### [WHAT YOU SHOULD DO]
Which lines below contain "Asserted"? Copy every one of them.

### [MATERIAL SUPPLIED]
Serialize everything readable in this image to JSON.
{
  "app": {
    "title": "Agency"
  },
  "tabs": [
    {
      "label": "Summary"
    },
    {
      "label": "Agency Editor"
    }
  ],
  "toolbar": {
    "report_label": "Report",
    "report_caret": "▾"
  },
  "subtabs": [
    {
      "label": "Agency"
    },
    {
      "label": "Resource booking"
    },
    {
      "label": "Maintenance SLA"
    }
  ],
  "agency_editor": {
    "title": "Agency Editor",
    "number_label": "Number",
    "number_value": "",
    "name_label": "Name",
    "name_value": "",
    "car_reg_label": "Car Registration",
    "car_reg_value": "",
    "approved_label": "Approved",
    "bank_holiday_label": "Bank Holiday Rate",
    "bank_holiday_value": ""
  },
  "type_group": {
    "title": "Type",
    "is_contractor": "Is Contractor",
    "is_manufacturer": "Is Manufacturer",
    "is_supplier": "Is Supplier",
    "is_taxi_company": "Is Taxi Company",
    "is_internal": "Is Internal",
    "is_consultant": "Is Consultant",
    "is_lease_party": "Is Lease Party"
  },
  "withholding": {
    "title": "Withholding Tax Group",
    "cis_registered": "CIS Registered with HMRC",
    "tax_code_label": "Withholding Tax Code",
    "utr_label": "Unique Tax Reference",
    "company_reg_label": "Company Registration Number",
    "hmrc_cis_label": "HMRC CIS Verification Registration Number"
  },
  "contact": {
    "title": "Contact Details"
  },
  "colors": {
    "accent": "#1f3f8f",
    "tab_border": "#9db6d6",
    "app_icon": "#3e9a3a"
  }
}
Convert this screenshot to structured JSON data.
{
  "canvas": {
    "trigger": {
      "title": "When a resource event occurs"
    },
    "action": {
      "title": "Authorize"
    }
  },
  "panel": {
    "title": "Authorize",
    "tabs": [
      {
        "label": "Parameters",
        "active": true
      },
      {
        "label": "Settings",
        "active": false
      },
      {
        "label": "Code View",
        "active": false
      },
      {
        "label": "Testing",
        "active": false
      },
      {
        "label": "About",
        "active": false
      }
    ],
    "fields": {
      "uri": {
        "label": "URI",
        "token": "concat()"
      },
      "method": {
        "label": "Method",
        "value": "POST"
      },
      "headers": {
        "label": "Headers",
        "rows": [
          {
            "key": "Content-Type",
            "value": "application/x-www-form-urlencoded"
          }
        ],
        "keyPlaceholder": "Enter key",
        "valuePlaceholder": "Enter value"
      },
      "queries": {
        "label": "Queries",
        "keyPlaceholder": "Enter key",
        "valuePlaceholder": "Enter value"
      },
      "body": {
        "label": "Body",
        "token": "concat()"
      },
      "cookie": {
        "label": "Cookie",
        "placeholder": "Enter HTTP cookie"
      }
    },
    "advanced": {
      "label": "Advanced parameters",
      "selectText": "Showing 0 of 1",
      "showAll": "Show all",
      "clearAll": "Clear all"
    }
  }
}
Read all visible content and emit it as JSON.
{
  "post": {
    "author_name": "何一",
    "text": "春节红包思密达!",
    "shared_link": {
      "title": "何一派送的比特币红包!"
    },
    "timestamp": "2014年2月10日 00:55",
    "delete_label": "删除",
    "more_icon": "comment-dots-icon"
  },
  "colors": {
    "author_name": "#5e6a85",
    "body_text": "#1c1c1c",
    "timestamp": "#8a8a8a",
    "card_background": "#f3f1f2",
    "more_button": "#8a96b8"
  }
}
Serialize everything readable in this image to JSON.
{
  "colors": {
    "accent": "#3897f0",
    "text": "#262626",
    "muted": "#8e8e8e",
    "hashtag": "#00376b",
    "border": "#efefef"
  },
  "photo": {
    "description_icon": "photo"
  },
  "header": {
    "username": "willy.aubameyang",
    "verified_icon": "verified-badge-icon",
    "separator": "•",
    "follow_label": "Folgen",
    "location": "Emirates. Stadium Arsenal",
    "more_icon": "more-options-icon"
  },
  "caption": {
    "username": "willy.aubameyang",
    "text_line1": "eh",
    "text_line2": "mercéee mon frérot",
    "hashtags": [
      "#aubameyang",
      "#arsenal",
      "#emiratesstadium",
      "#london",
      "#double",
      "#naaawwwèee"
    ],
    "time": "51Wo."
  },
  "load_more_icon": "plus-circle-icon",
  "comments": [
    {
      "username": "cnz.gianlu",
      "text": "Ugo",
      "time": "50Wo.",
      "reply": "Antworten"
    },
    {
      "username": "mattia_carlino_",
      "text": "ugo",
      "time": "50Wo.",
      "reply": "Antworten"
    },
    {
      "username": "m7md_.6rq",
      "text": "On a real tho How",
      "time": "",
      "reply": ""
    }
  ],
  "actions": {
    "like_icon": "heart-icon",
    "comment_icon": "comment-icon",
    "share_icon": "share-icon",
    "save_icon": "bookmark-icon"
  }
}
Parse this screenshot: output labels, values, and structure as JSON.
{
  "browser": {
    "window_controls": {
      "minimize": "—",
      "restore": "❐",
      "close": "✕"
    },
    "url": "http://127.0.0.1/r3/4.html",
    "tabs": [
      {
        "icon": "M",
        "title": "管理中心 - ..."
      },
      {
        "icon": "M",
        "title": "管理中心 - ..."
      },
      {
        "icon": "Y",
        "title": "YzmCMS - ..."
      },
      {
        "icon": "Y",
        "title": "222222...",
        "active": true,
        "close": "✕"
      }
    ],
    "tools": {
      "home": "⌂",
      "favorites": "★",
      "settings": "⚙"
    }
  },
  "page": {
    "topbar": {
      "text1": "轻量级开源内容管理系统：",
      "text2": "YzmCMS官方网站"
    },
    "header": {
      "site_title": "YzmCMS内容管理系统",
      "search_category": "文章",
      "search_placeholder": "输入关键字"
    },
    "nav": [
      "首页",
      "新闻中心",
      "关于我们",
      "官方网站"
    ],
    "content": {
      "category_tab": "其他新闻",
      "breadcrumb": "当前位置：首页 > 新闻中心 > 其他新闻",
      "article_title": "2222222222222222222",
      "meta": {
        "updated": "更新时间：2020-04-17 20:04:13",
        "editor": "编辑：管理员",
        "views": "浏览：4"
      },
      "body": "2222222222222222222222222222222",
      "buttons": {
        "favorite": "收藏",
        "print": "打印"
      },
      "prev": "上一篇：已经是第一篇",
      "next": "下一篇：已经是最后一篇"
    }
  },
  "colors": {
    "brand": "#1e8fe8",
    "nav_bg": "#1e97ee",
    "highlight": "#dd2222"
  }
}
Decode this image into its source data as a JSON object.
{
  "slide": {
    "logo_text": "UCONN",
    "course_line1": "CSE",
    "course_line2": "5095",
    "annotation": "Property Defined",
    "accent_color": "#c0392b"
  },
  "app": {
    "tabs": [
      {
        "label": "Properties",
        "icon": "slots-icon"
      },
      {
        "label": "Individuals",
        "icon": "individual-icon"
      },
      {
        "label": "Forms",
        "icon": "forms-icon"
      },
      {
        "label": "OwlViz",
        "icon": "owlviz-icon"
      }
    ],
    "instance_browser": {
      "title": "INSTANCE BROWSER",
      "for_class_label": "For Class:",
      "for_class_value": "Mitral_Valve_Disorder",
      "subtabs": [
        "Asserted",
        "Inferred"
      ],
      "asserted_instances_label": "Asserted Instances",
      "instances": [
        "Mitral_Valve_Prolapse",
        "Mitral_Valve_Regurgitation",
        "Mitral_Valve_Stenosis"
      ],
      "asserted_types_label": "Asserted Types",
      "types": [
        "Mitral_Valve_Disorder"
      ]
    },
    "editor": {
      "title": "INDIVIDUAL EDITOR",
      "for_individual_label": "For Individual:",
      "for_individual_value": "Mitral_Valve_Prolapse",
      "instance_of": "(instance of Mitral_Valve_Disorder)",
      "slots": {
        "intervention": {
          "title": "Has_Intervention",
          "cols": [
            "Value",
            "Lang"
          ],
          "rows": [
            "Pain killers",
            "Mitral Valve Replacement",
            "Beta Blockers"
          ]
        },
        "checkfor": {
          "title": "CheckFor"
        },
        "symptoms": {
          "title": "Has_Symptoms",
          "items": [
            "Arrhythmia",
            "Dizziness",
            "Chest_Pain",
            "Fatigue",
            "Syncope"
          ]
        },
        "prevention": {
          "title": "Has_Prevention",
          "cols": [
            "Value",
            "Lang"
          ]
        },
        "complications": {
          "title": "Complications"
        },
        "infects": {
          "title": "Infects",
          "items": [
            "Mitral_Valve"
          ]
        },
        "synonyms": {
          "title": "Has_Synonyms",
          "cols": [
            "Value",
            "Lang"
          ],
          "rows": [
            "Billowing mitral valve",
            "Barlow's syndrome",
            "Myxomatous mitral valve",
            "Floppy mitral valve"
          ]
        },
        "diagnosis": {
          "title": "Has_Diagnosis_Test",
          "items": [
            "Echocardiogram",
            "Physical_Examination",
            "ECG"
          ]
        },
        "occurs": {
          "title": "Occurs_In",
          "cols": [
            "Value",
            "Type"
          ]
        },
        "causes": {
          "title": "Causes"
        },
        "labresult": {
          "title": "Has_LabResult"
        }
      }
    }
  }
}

### [ANSWER FOR THE TASK]
        "Asserted",
      "asserted_instances_label": "Asserted Instances",
      "asserted_types_label": "Asserted Types",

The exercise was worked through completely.